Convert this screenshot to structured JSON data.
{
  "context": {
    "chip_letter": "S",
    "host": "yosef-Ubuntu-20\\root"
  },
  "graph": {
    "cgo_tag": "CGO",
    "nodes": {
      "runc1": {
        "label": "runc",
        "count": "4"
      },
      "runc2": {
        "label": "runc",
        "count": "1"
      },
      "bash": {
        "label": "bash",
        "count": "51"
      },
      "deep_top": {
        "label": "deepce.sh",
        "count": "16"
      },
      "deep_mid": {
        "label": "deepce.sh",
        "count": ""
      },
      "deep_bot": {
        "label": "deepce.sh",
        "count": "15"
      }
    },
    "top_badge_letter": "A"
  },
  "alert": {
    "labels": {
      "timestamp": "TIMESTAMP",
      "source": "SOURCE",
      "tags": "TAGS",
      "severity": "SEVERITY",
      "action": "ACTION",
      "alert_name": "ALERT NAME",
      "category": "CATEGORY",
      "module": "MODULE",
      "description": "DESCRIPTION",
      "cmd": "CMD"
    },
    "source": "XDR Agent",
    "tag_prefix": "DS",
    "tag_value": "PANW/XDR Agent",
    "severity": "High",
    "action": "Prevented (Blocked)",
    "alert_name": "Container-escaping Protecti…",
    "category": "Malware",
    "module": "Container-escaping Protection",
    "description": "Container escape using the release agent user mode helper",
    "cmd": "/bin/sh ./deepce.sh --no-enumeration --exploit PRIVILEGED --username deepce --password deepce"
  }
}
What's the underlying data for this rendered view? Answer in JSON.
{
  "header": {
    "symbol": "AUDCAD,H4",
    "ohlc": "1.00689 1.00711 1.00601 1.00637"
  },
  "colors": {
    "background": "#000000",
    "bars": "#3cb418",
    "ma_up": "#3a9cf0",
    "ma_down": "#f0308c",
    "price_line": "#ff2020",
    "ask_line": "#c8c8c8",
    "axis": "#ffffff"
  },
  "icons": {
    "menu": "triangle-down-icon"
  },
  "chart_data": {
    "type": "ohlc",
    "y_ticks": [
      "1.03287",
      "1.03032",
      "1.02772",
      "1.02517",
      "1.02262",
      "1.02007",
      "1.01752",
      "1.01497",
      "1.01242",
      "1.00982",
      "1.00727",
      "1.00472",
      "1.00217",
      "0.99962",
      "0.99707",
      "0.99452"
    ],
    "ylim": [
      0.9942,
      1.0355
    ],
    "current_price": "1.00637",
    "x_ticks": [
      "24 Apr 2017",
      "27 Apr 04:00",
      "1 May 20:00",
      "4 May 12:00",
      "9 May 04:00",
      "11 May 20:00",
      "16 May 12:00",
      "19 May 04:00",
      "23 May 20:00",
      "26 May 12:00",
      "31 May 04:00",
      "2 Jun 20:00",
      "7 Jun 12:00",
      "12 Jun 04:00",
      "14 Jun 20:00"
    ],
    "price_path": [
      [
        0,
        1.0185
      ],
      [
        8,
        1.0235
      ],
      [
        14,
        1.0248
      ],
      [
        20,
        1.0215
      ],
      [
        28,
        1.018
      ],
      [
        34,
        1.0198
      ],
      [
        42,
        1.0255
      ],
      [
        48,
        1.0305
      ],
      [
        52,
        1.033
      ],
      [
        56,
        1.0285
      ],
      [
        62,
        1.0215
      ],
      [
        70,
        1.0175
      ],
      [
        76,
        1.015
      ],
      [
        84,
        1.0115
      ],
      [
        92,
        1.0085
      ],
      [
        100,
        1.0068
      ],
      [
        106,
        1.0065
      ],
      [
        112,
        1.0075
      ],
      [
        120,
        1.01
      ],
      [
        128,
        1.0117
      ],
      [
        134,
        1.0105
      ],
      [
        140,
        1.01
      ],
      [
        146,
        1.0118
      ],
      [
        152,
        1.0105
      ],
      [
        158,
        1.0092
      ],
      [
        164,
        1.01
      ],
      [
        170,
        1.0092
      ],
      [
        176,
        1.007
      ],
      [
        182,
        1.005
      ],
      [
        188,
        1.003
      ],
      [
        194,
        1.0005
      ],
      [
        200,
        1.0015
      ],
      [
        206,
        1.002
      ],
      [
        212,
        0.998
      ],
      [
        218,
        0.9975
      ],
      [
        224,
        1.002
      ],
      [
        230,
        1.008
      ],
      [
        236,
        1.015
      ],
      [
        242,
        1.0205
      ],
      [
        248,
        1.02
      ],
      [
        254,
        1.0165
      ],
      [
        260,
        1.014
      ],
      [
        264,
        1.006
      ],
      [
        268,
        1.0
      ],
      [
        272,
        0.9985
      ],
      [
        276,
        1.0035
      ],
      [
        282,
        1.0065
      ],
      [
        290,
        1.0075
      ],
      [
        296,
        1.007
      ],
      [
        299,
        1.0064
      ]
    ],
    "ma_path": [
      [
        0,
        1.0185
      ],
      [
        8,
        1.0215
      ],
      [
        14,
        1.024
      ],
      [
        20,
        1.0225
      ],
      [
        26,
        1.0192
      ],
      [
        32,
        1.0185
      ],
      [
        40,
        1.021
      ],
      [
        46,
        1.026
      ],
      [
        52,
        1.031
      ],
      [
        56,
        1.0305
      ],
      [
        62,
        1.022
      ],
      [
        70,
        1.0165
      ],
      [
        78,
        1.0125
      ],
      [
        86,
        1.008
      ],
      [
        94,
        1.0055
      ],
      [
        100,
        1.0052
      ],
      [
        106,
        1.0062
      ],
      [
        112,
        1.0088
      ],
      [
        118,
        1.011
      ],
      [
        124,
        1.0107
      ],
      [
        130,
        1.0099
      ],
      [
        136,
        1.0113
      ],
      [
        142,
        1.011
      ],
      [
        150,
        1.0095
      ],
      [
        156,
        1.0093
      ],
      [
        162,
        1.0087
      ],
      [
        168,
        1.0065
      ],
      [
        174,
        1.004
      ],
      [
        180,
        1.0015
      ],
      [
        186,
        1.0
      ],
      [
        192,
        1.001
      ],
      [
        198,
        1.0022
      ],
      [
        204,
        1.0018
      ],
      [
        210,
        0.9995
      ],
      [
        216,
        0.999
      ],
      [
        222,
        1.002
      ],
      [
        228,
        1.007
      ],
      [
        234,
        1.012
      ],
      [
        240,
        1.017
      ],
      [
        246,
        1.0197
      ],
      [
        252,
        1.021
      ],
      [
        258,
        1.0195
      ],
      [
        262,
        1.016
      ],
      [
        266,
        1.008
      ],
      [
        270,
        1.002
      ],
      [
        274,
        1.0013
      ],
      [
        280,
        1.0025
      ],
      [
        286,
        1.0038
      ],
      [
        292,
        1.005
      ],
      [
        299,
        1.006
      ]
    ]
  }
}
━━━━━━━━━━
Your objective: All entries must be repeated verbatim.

Written response:
Convert this screenshot to structured JSON data.
{
  "context": {
    "chip_letter": "S",
    "host": "yosef-Ubuntu-20\\root"
  },
  "graph": {
    "cgo_tag": "CGO",
    "nodes": {
      "runc1": {
        "label": "runc",
        "count": "4"
      },
      "runc2": {
        "label": "runc",
        "count": "1"
      },
      "bash": {
        "label": "bash",
        "count": "51"
      },
      "deep_top": {
        "label": "deepce.sh",
        "count": "16"
      },
      "deep_mid": {
        "label": "deepce.sh",
        "count": ""
      },
      "deep_bot": {
        "label": "deepce.sh",
        "count": "15"
      }
    },
    "top_badge_letter": "A"
  },
  "alert": {
    "labels": {
      "timestamp": "TIMESTAMP",
      "source": "SOURCE",
      "tags": "TAGS",
      "severity": "SEVERITY",
      "action": "ACTION",
      "alert_name": "ALERT NAME",
      "category": "CATEGORY",
      "module": "MODULE",
      "description": "DESCRIPTION",
      "cmd": "CMD"
    },
    "source": "XDR Agent",
    "tag_prefix": "DS",
    "tag_value": "PANW/XDR Agent",
    "severity": "High",
    "action": "Prevented (Blocked)",
    "alert_name": "Container-escaping Protecti…",
    "category": "Malware",
    "module": "Container-escaping Protection",
    "description": "Container escape using the release agent user mode helper",
    "cmd": "/bin/sh ./deepce.sh --no-enumeration --exploit PRIVILEGED --username deepce --password deepce"
  }
}
What's the underlying data for this rendered view? Answer in JSON.
{
  "header": {
    "symbol": "AUDCAD,H4",
    "ohlc": "1.00689 1.00711 1.00601 1.00637"
  },
  "colors": {
    "background": "#000000",
    "bars": "#3cb418",
    "ma_up": "#3a9cf0",
    "ma_down": "#f0308c",
    "price_line": "#ff2020",
    "ask_line": "#c8c8c8",
    "axis": "#ffffff"
  },
  "icons": {
    "menu": "triangle-down-icon"
  },
  "chart_data": {
    "type": "ohlc",
    "y_ticks": [
      "1.03287",
      "1.03032",
      "1.02772",
      "1.02517",
      "1.02262",
      "1.02007",
      "1.01752",
      "1.01497",
      "1.01242",
      "1.00982",
      "1.00727",
      "1.00472",
      "1.00217",
      "0.99962",
      "0.99707",
      "0.99452"
    ],
    "ylim": [
      0.9942,
      1.0355
    ],
    "current_price": "1.00637",
    "x_ticks": [
      "24 Apr 2017",
      "27 Apr 04:00",
      "1 May 20:00",
      "4 May 12:00",
      "9 May 04:00",
      "11 May 20:00",
      "16 May 12:00",
      "19 May 04:00",
      "23 May 20:00",
      "26 May 12:00",
      "31 May 04:00",
      "2 Jun 20:00",
      "7 Jun 12:00",
      "12 Jun 04:00",
      "14 Jun 20:00"
    ],
    "price_path": [
      [
        0,
        1.0185
      ],
      [
        8,
        1.0235
      ],
      [
        14,
        1.0248
      ],
      [
        20,
        1.0215
      ],
      [
        28,
        1.018
      ],
      [
        34,
        1.0198
      ],
      [
        42,
        1.0255
      ],
      [
        48,
        1.0305
      ],
      [
        52,
        1.033
      ],
      [
        56,
        1.0285
      ],
      [
        62,
        1.0215
      ],
      [
        70,
        1.0175
      ],
      [
        76,
        1.015
      ],
      [
        84,
        1.0115
      ],
      [
        92,
        1.0085
      ],
      [
        100,
        1.0068
      ],
      [
        106,
        1.0065
      ],
      [
        112,
        1.0075
      ],
      [
        120,
        1.01
      ],
      [
        128,
        1.0117
      ],
      [
        134,
        1.0105
      ],
      [
        140,
        1.01
      ],
      [
        146,
        1.0118
      ],
      [
        152,
        1.0105
      ],
      [
        158,
        1.0092
      ],
      [
        164,
        1.01
      ],
      [
        170,
        1.0092
      ],
      [
        176,
        1.007
      ],
      [
        182,
        1.005
      ],
      [
        188,
        1.003
      ],
      [
        194,
        1.0005
      ],
      [
        200,
        1.0015
      ],
      [
        206,
        1.002
      ],
      [
        212,
        0.998
      ],
      [
        218,
        0.9975
      ],
      [
        224,
        1.002
      ],
      [
        230,
        1.008
      ],
      [
        236,
        1.015
      ],
      [
        242,
        1.0205
      ],
      [
        248,
        1.02
      ],
      [
        254,
        1.0165
      ],
      [
        260,
        1.014
      ],
      [
        264,
        1.006
      ],
      [
        268,
        1.0
      ],
      [
        272,
        0.9985
      ],
      [
        276,
        1.0035
      ],
      [
        282,
        1.0065
      ],
      [
        290,
        1.0075
      ],
      [
        296,
        1.007
      ],
      [
        299,
        1.0064
      ]
    ],
    "ma_path": [
      [
        0,
        1.0185
      ],
      [
        8,
        1.0215
      ],
      [
        14,
        1.024
      ],
      [
        20,
        1.0225
      ],
      [
        26,
        1.0192
      ],
      [
        32,
        1.0185
      ],
      [
        40,
        1.021
      ],
      [
        46,
        1.026
      ],
      [
        52,
        1.031
      ],
      [
        56,
        1.0305
      ],
      [
        62,
        1.022
      ],
      [
        70,
        1.0165
      ],
      [
        78,
        1.0125
      ],
      [
        86,
        1.008
      ],
      [
        94,
        1.0055
      ],
      [
        100,
        1.0052
      ],
      [
        106,
        1.0062
      ],
      [
        112,
        1.0088
      ],
      [
        118,
        1.011
      ],
      [
        124,
        1.0107
      ],
      [
        130,
        1.0099
      ],
      [
        136,
        1.0113
      ],
      [
        142,
        1.011
      ],
      [
        150,
        1.0095
      ],
      [
        156,
        1.0093
      ],
      [
        162,
        1.0087
      ],
      [
        168,
        1.0065
      ],
      [
        174,
        1.004
      ],
      [
        180,
        1.0015
      ],
      [
        186,
        1.0
      ],
      [
        192,
        1.001
      ],
      [
        198,
        1.0022
      ],
      [
        204,
        1.0018
      ],
      [
        210,
        0.9995
      ],
      [
        216,
        0.999
      ],
      [
        222,
        1.002
      ],
      [
        228,
        1.007
      ],
      [
        234,
        1.012
      ],
      [
        240,
        1.017
      ],
      [
        246,
        1.0197
      ],
      [
        252,
        1.021
      ],
      [
        258,
        1.0195
      ],
      [
        262,
        1.016
      ],
      [
        266,
        1.008
      ],
      [
        270,
        1.002
      ],
      [
        274,
        1.0013
      ],
      [
        280,
        1.0025
      ],
      [
        286,
        1.0038
      ],
      [
        292,
        1.005
      ],
      [
        299,
        1.006
      ]
    ]
  }
}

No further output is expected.